Could we use self-imposed deadlines in the health care system to further preventive care? Could the Internal Revenue Service impose an honor code before we file our taxes? Can we learn to predict how we'll react in an aroused or highly emotional state?
Has society integrated any of these suggestions?
"Regrettably, not that much," Ariely says. "Part of the issue is, people believe in standard economic theory, and it's hard to convince them of something new. I haven't given up and will continue to try, but it's not that easy."
His current experiments will try to determine whether people in the political arena or the business arena are more apt to cheat and whether language has an impact on morality. So far his findings suggest that people in politics are more apt to persuade themselves to cheat and that when people use sports terminology to describe acts of love, they are more likely to perceive sex as a game.
As a behavioral economist, Ariely is more focused on behavior than economics. "Economics can keep on being economics," he says. "I don't want to revise or change it and I'm not attacking it because I don't think it's wonderful. I'm attacking it because I want us to have a bigger picture of the forces that shape our behavior." As a member of the newly formed Center for Future Banking, which just received a multimillion-dollar grant from Bank of America, Ariely's research centers on how to help people think more carefully about money.

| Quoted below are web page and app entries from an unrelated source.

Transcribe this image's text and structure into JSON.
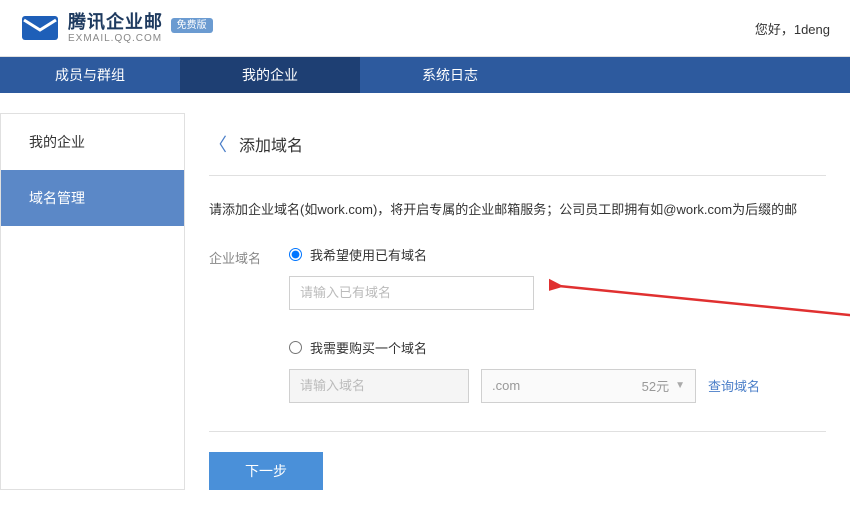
{
  "header": {
    "brand_main": "腾讯企业邮",
    "brand_sub": "EXMAIL.QQ.COM",
    "badge": "免费版",
    "greeting_prefix": "您好，",
    "user": "1deng"
  },
  "topnav": {
    "items": [
      {
        "label": "成员与群组"
      },
      {
        "label": "我的企业"
      },
      {
        "label": "系统日志"
      }
    ],
    "active_index": 1
  },
  "sidebar": {
    "items": [
      {
        "label": "我的企业"
      },
      {
        "label": "域名管理"
      }
    ],
    "active_index": 1
  },
  "page": {
    "title": "添加域名",
    "instruction": "请添加企业域名(如work.com)，将开启专属的企业邮箱服务；公司员工即拥有如@work.com为后缀的邮"
  },
  "form": {
    "label": "企业域名",
    "option_existing": "我希望使用已有域名",
    "existing_placeholder": "请输入已有域名",
    "option_buy": "我需要购买一个域名",
    "buy_placeholder": "请输入域名",
    "tld": ".com",
    "tld_price": "52元",
    "lookup": "查询域名",
    "selected": "existing"
  },
  "actions": {
    "next": "下一步"
  }
}
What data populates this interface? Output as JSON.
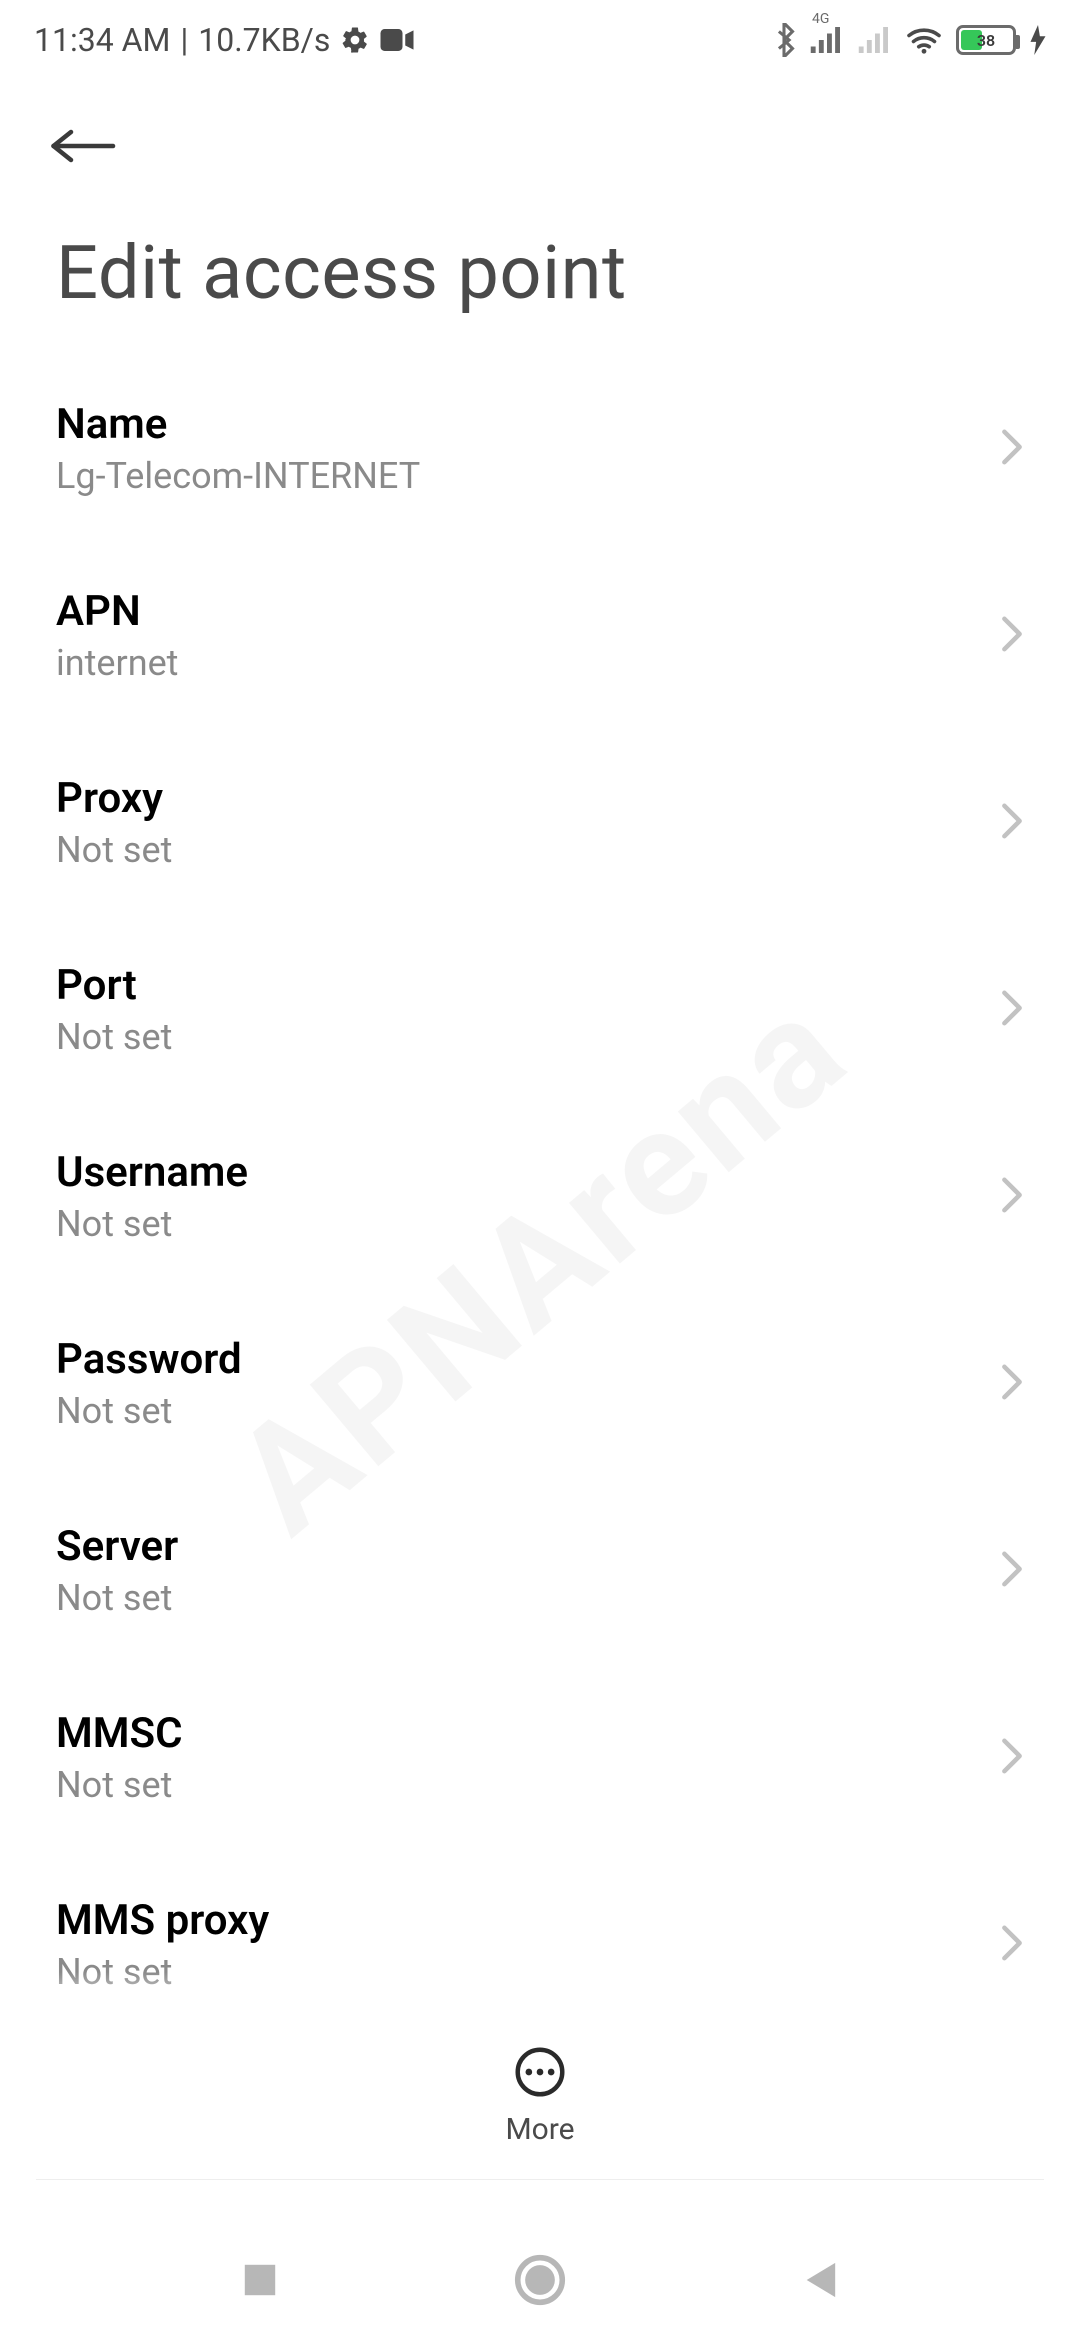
{
  "status": {
    "time": "11:34 AM",
    "speed": "10.7KB/s",
    "battery_pct": "38"
  },
  "page": {
    "title": "Edit access point"
  },
  "rows": [
    {
      "label": "Name",
      "value": "Lg-Telecom-INTERNET"
    },
    {
      "label": "APN",
      "value": "internet"
    },
    {
      "label": "Proxy",
      "value": "Not set"
    },
    {
      "label": "Port",
      "value": "Not set"
    },
    {
      "label": "Username",
      "value": "Not set"
    },
    {
      "label": "Password",
      "value": "Not set"
    },
    {
      "label": "Server",
      "value": "Not set"
    },
    {
      "label": "MMSC",
      "value": "Not set"
    },
    {
      "label": "MMS proxy",
      "value": "Not set"
    }
  ],
  "bottom": {
    "more": "More"
  },
  "watermark": "APNArena"
}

Whether or not it's related to economics, every scenario Ariely observes takes the form of a question. "Unlike what we usually think of classical scientists who have a particular theory or domain," he says, "I look at the world and find things that interest me. There are just so many of them." SDan Ariely will speak and sign his book at the Junior League of Richmond's 63rd Annual Book & Author Dinner Tuesday, May 6, at 7 p.m. at the Greater Richmond Convention Center. Additional authors at the sold-out event include Rick Bragg, Joanne Harris, Ellie Krieger, Min Jin Lee and Cokie Roberts.